[Web page and app entries]
*** Begin section ***

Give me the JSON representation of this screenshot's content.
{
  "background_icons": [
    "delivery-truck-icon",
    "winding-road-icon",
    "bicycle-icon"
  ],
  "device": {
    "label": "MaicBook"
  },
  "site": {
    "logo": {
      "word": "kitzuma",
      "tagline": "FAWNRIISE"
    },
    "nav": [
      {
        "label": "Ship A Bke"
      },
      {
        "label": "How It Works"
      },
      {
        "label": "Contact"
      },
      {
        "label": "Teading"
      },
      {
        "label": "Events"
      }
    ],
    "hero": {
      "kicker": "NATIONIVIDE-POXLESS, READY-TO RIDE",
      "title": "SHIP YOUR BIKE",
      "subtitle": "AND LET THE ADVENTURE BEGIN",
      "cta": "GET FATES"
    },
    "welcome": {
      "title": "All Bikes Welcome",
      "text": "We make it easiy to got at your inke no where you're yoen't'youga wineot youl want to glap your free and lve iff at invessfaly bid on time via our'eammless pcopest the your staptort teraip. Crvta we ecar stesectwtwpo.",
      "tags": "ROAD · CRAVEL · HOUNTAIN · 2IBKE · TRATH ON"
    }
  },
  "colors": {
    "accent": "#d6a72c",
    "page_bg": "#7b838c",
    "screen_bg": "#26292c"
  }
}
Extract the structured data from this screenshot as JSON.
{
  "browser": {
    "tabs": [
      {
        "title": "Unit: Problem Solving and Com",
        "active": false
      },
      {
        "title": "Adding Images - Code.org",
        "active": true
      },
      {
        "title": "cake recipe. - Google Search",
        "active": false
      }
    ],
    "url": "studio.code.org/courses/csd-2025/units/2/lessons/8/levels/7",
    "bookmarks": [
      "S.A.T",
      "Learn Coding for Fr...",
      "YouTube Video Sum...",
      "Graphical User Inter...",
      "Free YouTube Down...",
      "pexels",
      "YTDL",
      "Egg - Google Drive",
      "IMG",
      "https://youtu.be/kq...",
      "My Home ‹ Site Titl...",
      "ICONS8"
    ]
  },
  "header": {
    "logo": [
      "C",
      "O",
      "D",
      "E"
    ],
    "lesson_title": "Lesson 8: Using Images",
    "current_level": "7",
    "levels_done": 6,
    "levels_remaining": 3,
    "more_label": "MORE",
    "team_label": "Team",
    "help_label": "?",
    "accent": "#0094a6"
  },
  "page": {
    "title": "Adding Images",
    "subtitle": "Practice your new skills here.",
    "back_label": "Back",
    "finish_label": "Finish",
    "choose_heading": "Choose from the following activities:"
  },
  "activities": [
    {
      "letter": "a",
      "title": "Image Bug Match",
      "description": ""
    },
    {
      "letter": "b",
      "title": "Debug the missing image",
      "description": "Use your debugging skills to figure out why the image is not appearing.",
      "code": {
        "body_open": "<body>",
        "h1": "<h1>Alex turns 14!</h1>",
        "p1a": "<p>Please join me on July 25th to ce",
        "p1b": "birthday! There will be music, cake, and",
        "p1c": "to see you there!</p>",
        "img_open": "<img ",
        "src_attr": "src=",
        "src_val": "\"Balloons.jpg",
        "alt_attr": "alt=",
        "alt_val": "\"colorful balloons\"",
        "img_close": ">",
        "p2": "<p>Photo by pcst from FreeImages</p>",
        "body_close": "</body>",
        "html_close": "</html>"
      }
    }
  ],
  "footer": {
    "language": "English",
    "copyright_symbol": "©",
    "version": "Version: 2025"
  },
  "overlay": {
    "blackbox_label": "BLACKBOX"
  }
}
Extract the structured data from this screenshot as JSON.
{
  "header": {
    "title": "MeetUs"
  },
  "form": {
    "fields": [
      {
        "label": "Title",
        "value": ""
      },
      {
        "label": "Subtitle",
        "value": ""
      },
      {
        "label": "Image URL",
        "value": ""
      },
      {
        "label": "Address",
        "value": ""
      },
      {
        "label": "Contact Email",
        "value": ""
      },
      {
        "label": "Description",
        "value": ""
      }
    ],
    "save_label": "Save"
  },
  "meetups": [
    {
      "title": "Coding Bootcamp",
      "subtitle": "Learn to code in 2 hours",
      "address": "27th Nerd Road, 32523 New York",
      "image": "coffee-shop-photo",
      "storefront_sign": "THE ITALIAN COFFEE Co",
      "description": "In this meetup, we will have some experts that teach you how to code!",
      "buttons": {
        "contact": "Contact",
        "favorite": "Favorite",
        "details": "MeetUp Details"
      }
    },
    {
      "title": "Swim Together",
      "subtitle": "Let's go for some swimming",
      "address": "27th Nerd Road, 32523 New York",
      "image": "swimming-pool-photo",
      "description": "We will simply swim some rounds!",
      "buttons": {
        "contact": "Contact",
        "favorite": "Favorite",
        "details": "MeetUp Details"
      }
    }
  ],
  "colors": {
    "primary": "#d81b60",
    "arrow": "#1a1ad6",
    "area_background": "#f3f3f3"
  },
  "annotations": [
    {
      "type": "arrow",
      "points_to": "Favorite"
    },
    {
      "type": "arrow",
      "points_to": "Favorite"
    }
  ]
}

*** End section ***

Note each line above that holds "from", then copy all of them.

(Solution for this exercise):
Extract the structured data from this screenshot as JSON.
    "choose_heading": "Choose from the following activities:"
        "p2": "<p>Photo by pcst from FreeImages</p>",
Extract the structured data from this screenshot as JSON.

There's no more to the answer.